HOW YOU CAN HELP

If you see a homeless person on the street and want to help, what can you do? Panellists at a discussion on homelessness last Tuesday shed some light on the question.

There are many things a person can do, said Pastor Andrew Khoo, chief executive of New Hope Community Services. A good place to start would be existing organisations that help the homeless.

"Usually I will invite potential volunteers to visit us and to be exposed to the work that we do to get a feel of it," he said.

Homeless Hearts of Singapore co-founder Abraham Yeo said his volunteer group hopes to catalyse Singapore to become a "city of refuge".

 
 

It hopes to raise awareness that as an individual, family, business or organisation, each has the capacity and capability to help the homeless reintegrate into society.

For example, churches could open their premises and organise a meal for the homeless, while businesses with job opportunities could hire them, said Mr Yeo.

Anyone can contact Homeless Hearts to share what he is able to do to welcome the homeless into society, added Mr Yeo.

Mr Lee Kim Hua, senior director of the Partners Engaging and Empowering Rough Sleepers office at the Ministry of Social and Family Development, said people do not necessarily have to join one of the existing community groups to help.

They can approach groups like Homeless Hearts to know more about befriending and do it in their neighbourhoods, he said.

Mr Lee added: "If you find someone who needs help, of course befriend them. But after that, approach the nearest social service office or call the ComCare hotline on 1800-222-0000."

Those manning the hotline will link you with the relevant agencies.

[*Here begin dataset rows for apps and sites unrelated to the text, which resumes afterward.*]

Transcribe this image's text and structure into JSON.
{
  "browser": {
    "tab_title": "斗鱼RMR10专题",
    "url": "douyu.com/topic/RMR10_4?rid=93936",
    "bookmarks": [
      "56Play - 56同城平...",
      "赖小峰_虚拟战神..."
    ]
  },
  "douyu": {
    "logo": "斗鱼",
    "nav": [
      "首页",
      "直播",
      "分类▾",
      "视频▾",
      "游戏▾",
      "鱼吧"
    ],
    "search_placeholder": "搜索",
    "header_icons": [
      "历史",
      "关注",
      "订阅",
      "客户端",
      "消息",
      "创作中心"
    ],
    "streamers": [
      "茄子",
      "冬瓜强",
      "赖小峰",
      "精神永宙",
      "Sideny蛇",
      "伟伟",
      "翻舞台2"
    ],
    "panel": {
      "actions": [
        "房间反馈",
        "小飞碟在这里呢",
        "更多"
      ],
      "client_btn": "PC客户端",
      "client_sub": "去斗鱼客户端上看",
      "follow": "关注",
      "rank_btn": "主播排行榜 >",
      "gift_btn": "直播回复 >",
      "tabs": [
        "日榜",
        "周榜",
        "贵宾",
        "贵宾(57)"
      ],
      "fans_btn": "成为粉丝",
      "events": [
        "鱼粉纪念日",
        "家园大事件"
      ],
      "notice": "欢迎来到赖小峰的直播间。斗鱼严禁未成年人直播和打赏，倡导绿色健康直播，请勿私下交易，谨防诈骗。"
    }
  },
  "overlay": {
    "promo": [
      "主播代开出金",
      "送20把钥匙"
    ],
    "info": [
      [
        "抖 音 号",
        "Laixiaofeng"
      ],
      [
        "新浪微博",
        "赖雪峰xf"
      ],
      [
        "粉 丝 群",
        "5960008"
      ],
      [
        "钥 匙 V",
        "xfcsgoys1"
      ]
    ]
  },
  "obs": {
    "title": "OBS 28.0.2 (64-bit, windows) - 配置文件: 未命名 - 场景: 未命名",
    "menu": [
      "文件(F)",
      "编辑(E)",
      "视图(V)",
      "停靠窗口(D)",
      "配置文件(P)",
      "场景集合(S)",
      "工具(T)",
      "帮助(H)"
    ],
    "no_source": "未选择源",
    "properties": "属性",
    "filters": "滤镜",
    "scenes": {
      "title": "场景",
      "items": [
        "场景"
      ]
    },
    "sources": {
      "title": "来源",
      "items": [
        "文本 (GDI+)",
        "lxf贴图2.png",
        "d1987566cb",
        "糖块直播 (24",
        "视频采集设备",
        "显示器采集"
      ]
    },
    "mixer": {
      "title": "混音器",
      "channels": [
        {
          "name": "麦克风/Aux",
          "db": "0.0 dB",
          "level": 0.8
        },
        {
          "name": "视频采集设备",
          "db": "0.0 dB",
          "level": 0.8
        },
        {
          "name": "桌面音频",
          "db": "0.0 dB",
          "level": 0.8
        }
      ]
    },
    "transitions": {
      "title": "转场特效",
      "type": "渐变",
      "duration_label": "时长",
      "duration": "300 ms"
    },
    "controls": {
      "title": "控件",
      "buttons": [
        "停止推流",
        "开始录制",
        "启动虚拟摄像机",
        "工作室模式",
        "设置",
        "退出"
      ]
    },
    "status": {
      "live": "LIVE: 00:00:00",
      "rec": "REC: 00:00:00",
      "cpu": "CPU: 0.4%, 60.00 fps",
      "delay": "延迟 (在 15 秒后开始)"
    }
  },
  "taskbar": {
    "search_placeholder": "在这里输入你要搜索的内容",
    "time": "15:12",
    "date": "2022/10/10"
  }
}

A version of this article appeared in the print edition of The Straits Times on March 30, 2020, with the headline 'A journey in helping the homeless'. Print Edition | Subscribe